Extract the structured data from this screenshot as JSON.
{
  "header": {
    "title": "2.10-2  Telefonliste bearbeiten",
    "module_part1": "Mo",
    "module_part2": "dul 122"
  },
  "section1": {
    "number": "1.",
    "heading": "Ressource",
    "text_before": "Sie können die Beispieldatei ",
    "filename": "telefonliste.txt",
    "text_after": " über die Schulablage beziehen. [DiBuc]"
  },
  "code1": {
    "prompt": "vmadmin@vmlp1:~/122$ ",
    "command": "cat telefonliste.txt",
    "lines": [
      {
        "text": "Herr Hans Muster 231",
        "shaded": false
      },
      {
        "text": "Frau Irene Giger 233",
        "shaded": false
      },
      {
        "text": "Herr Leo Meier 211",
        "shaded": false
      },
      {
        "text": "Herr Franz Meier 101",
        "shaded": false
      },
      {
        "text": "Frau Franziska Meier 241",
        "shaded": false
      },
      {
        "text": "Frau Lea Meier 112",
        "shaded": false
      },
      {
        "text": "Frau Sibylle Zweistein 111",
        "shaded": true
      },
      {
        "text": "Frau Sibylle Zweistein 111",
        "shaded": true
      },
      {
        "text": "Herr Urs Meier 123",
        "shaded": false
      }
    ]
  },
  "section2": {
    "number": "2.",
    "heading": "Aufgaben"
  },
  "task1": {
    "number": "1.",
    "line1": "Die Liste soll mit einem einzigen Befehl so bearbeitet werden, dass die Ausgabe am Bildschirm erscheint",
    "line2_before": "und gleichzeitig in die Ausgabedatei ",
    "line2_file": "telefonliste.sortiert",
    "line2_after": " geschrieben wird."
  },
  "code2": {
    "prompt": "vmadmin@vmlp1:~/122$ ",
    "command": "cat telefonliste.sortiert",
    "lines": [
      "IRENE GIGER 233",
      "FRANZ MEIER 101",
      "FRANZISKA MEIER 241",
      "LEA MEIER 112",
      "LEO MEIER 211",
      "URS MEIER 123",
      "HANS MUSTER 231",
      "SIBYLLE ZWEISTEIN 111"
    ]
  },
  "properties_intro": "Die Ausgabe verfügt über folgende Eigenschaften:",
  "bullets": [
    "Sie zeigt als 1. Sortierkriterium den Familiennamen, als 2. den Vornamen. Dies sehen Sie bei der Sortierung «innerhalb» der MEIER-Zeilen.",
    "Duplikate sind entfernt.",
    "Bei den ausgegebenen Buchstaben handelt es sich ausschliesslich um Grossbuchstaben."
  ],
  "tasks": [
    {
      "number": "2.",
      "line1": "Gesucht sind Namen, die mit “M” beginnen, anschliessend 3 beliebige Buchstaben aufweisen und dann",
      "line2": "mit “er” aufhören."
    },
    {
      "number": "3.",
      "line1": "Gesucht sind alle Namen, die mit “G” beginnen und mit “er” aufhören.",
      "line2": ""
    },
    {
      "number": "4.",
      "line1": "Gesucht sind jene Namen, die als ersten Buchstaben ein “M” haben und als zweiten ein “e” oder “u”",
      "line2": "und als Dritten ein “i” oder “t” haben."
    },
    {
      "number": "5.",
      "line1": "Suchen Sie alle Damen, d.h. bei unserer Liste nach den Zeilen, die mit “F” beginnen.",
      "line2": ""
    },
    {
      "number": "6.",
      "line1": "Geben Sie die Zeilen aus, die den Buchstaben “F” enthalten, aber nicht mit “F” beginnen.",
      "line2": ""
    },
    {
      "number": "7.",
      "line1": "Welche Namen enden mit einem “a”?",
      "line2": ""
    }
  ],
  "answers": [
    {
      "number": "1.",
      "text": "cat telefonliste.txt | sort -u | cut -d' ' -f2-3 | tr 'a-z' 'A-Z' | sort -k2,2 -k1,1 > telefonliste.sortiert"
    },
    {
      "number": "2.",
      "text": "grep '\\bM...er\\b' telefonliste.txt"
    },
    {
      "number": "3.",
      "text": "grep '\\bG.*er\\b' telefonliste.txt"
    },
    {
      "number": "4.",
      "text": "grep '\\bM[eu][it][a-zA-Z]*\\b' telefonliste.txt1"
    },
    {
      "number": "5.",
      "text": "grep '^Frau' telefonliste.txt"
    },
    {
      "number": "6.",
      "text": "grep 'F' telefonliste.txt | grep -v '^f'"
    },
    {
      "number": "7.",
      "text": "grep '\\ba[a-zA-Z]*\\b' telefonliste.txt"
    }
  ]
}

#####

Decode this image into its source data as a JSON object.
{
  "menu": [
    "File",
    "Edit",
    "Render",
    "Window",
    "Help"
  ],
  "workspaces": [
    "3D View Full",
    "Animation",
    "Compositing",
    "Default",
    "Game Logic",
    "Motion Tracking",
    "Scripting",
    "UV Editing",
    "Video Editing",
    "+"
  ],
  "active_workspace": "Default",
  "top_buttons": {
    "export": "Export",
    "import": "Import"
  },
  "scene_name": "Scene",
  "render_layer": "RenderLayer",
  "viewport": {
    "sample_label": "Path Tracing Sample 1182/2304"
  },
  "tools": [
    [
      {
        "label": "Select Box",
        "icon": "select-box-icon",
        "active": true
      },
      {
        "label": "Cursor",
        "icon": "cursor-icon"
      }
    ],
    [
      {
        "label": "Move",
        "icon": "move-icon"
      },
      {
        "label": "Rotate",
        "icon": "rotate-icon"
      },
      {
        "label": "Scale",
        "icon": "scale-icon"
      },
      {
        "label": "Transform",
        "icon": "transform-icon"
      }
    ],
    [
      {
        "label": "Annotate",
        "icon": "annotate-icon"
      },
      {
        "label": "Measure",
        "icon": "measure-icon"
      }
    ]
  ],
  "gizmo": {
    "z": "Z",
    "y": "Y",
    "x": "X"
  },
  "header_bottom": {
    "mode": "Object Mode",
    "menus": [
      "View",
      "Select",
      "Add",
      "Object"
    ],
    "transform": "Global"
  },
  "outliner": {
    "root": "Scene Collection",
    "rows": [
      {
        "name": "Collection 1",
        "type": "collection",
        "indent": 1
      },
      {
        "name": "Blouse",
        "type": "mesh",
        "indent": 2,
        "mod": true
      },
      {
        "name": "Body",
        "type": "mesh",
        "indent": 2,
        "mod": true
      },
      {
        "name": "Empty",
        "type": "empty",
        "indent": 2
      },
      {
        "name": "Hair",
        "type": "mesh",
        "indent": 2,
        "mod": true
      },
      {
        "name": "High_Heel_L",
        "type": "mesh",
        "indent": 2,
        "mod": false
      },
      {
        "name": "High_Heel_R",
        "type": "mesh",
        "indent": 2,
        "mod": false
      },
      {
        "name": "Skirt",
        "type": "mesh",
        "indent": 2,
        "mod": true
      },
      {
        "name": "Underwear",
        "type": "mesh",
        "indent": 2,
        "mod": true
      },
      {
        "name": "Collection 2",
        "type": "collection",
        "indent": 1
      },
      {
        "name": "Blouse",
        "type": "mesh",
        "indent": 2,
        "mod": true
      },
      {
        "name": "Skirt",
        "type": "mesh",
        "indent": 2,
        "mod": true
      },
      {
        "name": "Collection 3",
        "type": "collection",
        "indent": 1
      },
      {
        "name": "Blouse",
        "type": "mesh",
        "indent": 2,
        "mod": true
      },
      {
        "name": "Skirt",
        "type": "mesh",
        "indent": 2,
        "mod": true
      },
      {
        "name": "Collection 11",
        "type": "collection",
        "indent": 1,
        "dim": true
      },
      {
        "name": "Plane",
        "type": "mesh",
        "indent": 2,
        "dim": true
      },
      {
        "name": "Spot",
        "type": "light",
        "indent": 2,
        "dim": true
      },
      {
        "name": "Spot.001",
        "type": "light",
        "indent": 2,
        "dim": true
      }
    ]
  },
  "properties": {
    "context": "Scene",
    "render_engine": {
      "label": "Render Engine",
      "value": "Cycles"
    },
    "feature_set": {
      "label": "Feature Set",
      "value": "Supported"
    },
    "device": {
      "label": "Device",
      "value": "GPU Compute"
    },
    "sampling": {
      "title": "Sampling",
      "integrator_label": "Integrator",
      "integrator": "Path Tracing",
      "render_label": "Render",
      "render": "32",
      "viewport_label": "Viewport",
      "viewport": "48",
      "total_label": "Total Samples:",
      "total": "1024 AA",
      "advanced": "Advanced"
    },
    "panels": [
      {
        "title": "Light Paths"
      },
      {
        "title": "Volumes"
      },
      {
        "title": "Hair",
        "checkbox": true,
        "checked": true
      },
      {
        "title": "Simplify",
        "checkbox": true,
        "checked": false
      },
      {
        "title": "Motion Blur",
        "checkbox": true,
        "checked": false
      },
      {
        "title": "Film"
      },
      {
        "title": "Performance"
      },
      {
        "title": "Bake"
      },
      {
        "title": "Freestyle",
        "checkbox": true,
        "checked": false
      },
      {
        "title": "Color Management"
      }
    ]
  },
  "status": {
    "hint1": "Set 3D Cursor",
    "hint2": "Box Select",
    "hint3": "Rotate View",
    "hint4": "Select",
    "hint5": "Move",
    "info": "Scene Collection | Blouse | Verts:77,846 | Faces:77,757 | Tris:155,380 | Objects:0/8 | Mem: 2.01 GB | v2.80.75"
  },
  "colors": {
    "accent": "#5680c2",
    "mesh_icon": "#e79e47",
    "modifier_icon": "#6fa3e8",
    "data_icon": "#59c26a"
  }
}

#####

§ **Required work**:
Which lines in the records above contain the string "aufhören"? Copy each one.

§ **Answer section**:
      "line2": "mit “er” aufhören."
      "line1": "Gesucht sind alle Namen, die mit “G” beginnen und mit “er” aufhören.",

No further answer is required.